Peaches Under a Full Moon
by Rick Bedard
Mid August and I had two days off without any plans. A small
self-contained sailboat like my Michalak Jewelbox
Jr. means that after a few minutes packing an ice
chest, connecting the trailer to the truck, tossing off the
blue tarp and a quick stop to buy some of our $2.89 a gallon
gas, I was off to the California Delta! Three hours later I
arrived at a small "Mom and Pop" marina to launch.
Fending off the usual "what kind of boat is that"
queries, I was soon sailing in the warm Delta waters, trying
out the new "bean bag" cushion.
Cruised mostly downwind through narrow stretches of waterways

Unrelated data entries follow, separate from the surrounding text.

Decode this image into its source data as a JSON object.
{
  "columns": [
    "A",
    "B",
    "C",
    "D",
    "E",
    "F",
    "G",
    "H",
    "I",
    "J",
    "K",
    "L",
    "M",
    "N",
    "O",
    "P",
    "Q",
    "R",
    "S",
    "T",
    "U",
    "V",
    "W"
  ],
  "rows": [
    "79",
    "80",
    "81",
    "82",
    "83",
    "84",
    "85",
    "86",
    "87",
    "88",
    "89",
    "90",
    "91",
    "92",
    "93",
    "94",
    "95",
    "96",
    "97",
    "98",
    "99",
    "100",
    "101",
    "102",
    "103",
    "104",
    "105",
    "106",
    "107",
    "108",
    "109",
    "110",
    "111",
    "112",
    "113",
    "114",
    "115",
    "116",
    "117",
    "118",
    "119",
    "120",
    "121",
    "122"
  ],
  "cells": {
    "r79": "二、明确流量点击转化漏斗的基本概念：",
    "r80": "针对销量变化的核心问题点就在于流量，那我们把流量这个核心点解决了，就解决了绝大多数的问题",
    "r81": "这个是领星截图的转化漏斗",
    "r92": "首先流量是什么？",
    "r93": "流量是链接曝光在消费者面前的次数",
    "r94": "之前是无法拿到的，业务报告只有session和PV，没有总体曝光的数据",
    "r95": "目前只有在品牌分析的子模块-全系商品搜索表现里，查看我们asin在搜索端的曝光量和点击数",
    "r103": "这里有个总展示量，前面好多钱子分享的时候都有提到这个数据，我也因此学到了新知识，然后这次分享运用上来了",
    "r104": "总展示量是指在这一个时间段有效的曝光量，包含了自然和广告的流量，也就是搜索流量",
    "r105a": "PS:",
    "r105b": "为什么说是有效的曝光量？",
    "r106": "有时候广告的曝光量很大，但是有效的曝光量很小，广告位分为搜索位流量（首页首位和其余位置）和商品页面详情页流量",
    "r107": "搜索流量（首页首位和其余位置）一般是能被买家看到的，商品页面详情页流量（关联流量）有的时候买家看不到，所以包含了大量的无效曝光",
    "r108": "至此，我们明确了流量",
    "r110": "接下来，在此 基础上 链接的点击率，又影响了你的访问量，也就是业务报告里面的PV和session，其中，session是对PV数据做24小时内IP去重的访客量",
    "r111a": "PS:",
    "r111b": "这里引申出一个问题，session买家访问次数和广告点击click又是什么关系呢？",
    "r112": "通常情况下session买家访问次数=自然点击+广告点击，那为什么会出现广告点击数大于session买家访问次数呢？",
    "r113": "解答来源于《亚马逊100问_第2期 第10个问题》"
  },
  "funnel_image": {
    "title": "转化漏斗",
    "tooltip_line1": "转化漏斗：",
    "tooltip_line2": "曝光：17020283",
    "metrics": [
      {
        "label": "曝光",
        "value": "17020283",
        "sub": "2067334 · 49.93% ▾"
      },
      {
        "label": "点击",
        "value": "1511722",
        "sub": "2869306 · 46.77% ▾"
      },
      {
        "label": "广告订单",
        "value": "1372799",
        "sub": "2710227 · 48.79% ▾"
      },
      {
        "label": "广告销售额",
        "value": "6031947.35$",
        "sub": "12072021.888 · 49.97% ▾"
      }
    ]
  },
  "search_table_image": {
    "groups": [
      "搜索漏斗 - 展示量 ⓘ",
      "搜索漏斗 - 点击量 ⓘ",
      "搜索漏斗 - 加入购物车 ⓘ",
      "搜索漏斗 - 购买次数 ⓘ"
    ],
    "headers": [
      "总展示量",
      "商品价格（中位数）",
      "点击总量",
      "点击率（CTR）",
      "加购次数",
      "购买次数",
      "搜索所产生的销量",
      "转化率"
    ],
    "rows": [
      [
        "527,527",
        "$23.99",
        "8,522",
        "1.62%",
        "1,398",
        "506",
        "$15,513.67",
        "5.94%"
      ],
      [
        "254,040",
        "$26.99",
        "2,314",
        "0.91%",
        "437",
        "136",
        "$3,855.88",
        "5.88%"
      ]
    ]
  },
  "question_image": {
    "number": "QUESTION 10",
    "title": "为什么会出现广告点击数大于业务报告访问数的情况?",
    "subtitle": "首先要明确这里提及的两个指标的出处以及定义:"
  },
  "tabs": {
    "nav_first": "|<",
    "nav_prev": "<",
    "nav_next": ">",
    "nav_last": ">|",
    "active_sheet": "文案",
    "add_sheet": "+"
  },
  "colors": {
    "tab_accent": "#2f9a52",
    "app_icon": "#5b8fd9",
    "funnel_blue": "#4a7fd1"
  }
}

with names like Old River, Connection Slough, and Holland Cut,
as well as a few open areas of water that were once levied off
riverbottom de-watered to become farmland "islands",
but are now flooded due to levy breaks and known by names like
Frank's Tract, Little Mandeville Island and Mildred Island.
I stayed out of the big rivers, the San Joaquin and the Sacramento,
leaving them to the motoryachts, the "Delta Destroyers",
and the wake board crowd. Instead, I made my way through the
smaller sloughs looking for that section of levy, that one special
levy, with just enough room to sneak through the reeds to land
a small boat. I won't tell you where it is, but if you find
it and climb up you'll discover on the other side a couple of
old broken-down peach trees. Old and broken they may be, but
they're still producing some of the sweetest juiciest and this
year the largest (over 4" diameter) tree ripened peaches
you'll ever see in these parts. I only took two, leaving the
rest for the few folks lucky enough to know about these trees...
Sailing west back into the prevailing summer Delta afternoon
breeze was quite a challenge and only possible due to the huge
outgoing tide and a little help at times from the outboard.
It was near sunset when I came within sight of the sandbar I
wanted to anchor over. It's nice falling asleep with less that
a half foot of water under the keel. So what if there is still
a foot of tide going out, with leeboard and rudder up we can
take the sand with our flat bottomed hull, and those monster
yachts can't run into you there! By the time I got where I wanted
to be with the anchor firmly set, it was dark and the moon,
a full moon, had risen. Dinner that evening was peaches under
a full moon.